We need to be called back to the core values of our lives. It's so easy to get caught up in our own selfish and petty concerns. Possessing things becomes more important than loving people. Getting power begins to look more appealing than taking care of the poor. Grabbing for pleasure trumps loving the unloved and defending those who have no one to take care of them.
But then we hear the Gospel of Life once again, and we are called back to what really matters. Saint Paul tells us today that we should not live according to the flesh but in God's Spirit. When those buildings collapsed last September, there was nothing left but the spirit of those who loved without thought of the cost, nothing left but those who opened themselves up to God's indominitable care for those in danger, those dying, and those afraid. God's grace makes heroes and teaches us that giving is more important than getting, and sacrifice longer lasting than selfishness. Sometimes we need to be reminded of that.
Jesus invites all who labor and are burdened to come to him and he will give them rest. He's speaking to the little child whose life is threatened by abortion. He's speaking to the mother who's afraid to have her child. He's speaking to the old man who's about to be 'put to sleep.' He's speaking to the old woman who cries in the night from loneliness. He's speaking to the man thrown hopelessly away on 'death row.' He's speaking to the scientist who manipulates life for a profit. He's speaking to the doctor who 'looks the other way.' He's speaking to the kid who's addicted and 'on the street.' He's speaking to you and to me when we are afraid to speak the truth and to live the Gospel of Life.
Come to me, he says, and I will give you rest: rest from your fear, rest from your sloth, rest from your unbelief. Come to me, he says, for my burden is light.
Let us go to him and take up the Cross which he offers us. Let us recommit ourselves once again to the beliefs which are our better selves and the Spirit of God who is our only hope.
"How does emergency contraception (EC) work? If taken pre-ovulation, EC may delay or inhibit ovulation, preventing conception; but often, it does not. If taken after the LH surge which triggers ovulation, EC will not disrupt the ovulation in that cycle, but can inhibit implantation of the developing embryo (causing his or her death) due to changes in the uterine lining."

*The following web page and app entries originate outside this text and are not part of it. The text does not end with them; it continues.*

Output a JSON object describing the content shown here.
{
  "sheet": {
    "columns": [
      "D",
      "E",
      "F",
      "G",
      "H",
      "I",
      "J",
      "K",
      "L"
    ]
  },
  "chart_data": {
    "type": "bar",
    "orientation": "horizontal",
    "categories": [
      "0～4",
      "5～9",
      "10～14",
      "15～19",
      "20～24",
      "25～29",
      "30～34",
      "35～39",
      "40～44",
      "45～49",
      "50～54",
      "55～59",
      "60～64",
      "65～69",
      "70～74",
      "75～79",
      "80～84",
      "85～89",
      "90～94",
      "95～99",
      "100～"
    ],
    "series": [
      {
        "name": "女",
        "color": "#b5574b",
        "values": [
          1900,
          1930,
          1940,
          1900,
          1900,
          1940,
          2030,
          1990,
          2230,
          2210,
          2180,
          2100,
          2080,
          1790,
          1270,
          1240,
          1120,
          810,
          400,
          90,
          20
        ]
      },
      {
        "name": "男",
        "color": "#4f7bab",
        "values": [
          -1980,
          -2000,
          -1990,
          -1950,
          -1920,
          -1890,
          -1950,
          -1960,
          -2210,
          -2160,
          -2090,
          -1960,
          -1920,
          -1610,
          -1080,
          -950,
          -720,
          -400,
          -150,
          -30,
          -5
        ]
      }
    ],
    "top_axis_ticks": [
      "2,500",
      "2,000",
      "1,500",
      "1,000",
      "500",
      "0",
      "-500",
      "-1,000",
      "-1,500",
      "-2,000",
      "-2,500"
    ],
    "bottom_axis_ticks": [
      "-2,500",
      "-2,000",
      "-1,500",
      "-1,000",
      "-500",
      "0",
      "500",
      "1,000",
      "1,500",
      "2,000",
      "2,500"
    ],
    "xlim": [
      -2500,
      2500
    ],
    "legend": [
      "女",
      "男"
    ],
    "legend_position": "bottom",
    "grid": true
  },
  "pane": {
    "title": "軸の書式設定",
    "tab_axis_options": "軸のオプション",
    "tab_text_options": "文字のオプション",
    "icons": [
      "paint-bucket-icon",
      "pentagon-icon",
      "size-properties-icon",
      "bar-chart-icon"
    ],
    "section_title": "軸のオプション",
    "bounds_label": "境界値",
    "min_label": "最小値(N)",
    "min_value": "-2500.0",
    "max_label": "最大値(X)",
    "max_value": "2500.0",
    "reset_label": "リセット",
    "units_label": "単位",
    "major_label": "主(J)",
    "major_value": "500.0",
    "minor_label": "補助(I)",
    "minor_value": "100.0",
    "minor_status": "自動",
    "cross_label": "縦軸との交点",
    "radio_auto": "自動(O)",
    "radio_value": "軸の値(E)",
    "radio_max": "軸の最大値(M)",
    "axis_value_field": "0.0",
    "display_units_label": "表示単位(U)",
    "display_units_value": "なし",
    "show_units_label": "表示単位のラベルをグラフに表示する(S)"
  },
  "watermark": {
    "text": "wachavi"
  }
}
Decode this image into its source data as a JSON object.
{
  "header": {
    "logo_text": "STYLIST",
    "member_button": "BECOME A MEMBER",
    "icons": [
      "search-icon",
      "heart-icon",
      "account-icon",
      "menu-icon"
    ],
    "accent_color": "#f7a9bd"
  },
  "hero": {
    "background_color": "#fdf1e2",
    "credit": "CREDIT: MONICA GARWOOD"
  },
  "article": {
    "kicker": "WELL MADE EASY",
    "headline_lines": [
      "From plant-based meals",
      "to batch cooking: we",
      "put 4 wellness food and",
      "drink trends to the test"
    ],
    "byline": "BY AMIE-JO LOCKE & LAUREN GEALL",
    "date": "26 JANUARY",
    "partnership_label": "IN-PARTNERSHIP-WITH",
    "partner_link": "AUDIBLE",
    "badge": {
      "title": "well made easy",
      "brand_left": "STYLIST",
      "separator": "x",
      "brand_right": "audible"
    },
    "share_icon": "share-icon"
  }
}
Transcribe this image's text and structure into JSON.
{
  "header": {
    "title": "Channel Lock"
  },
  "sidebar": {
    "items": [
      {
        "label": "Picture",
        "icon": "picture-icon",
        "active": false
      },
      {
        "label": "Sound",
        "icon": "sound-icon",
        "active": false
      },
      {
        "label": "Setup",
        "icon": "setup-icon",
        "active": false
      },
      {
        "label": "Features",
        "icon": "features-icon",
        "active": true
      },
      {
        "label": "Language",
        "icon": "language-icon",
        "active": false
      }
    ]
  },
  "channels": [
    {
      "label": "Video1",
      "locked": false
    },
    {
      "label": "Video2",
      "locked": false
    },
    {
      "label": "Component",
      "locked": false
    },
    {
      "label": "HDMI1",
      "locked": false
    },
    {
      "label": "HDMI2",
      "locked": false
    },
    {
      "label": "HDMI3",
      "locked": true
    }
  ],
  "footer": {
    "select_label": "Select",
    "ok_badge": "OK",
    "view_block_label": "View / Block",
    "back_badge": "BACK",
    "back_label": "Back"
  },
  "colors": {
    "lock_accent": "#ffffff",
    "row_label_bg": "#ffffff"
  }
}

"Widespread acceptance of cloning would be a deathblow to the sanctity/equality of life ethic--the cornerstone of Western liberty from which sprang our unrealized dream of universal human rights. The premise of the sanctity of life ethic is that each and every one of us is of equal, incalculable, moral worth. Whatever our race, sex, ethnicity, stature, health, disability, age, beauty or cognitive capacity we are all full moral equals within the human community--there is no "them," only "us."
"We have paid some high prices for the technological conquest of nature, but none perhaps so high as the intellectual and spiritual costs of seeing nature as mere material for our manipulation, exploitation, and transformation. With the powers for biological engineering now gathering, there will be splendid new opportunities for a similar degradation in our idea of man. Indeed, we are already witnessing the erosion of our idea of man as something splendid or divine, as a creature with freedom and dignity. And clearly if we see ourselves as meat, then meat we shall become."
The rights of people with disabilities--especially those who are disadvantaged and weak--are safeguarded in a society that honors life and treats humanity with respect. However, the weak and the infirm are exposed in a society that thinks nothing of creating a human life for the explicit purpose of exploitation. This is the Pandora''s box that research cloning would open. Ironically, the disabled would be the first to be threatened in a world where eugenics and the bio-tech industry set the moral agenda. ""